Chemistry1. The naming2. Crystallinity, haemaglobin3. The peptide bond4. Proteins are true macromolecules5. Bristling with charges6. Fibrous proteins7. Analytical imperative8. Amino acid sequence9. Subunits and domainsDetailed Structure10. Early approaches to protein folding11. Hydrogen bonds and the alpha-helix12. Irving Langmuir and the hydrophobic factor13. Three-dimensional structurePhysiological Function14. An ancient and many-sided science15. Are enzymes proteins?16. Antibodies17. Colour vision18. Muscle contraction19. Cell membranesHow are proteins made?20. The link to genetics21. After the double helix: the triple code22. The new alchemyNotes and ReferencesIndexes
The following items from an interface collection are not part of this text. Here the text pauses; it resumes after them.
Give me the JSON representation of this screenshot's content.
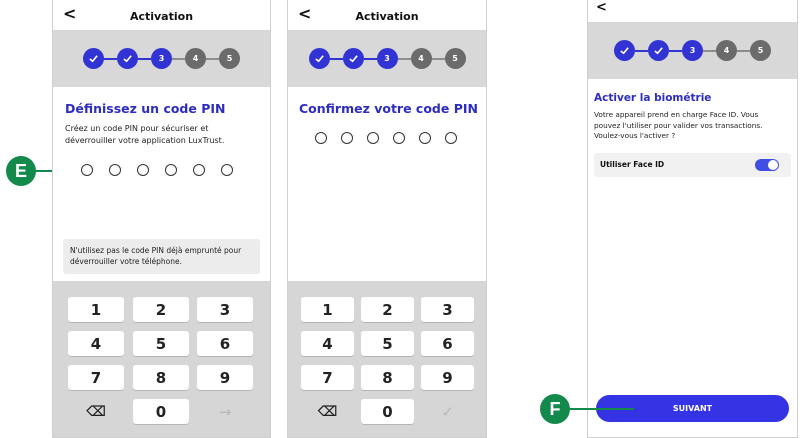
{
  "colors": {
    "accent": "#3133d3",
    "callout": "#138a4c",
    "step_todo": "#6b6b6b"
  },
  "screens": [
    {
      "title": "Activation",
      "steps": [
        "",
        "",
        "3",
        "4",
        "5"
      ],
      "heading": "Définissez un code PIN",
      "desc_line1": "Créez un code PIN pour sécuriser et",
      "desc_line2": "déverrouiller votre application LuxTrust.",
      "notice_line1": "N'utilisez pas le code PIN déjà emprunté pour",
      "notice_line2": "déverrouiller votre téléphone.",
      "keys": [
        "1",
        "2",
        "3",
        "4",
        "5",
        "6",
        "7",
        "8",
        "9",
        "⌫",
        "0",
        "→"
      ]
    },
    {
      "title": "Activation",
      "steps": [
        "",
        "",
        "3",
        "4",
        "5"
      ],
      "heading": "Confirmez votre code PIN",
      "keys": [
        "1",
        "2",
        "3",
        "4",
        "5",
        "6",
        "7",
        "8",
        "9",
        "⌫",
        "0",
        "✓"
      ]
    },
    {
      "steps": [
        "",
        "",
        "3",
        "4",
        "5"
      ],
      "heading": "Activer la biométrie",
      "desc_line1": "Votre appareil prend en charge Face ID. Vous",
      "desc_line2": "pouvez l'utiliser pour valider vos transactions.",
      "desc_line3": "Voulez-vous l'activer ?",
      "toggle_label": "Utiliser Face ID",
      "button_label": "SUIVANT"
    }
  ],
  "back_label": "<",
  "callouts": {
    "e": "E",
    "f": "F"
  },
  "icons": {
    "step_done": "check-icon",
    "backspace": "backspace-icon",
    "next": "arrow-right-icon",
    "confirm": "check-icon"
  }
}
Editorial Reviews

`Review from previous edition anyone interested in proteins will find Nature's Robots an absorbing and often exciting story, as well as a major contribution to scholarship.'Nature 17/01/02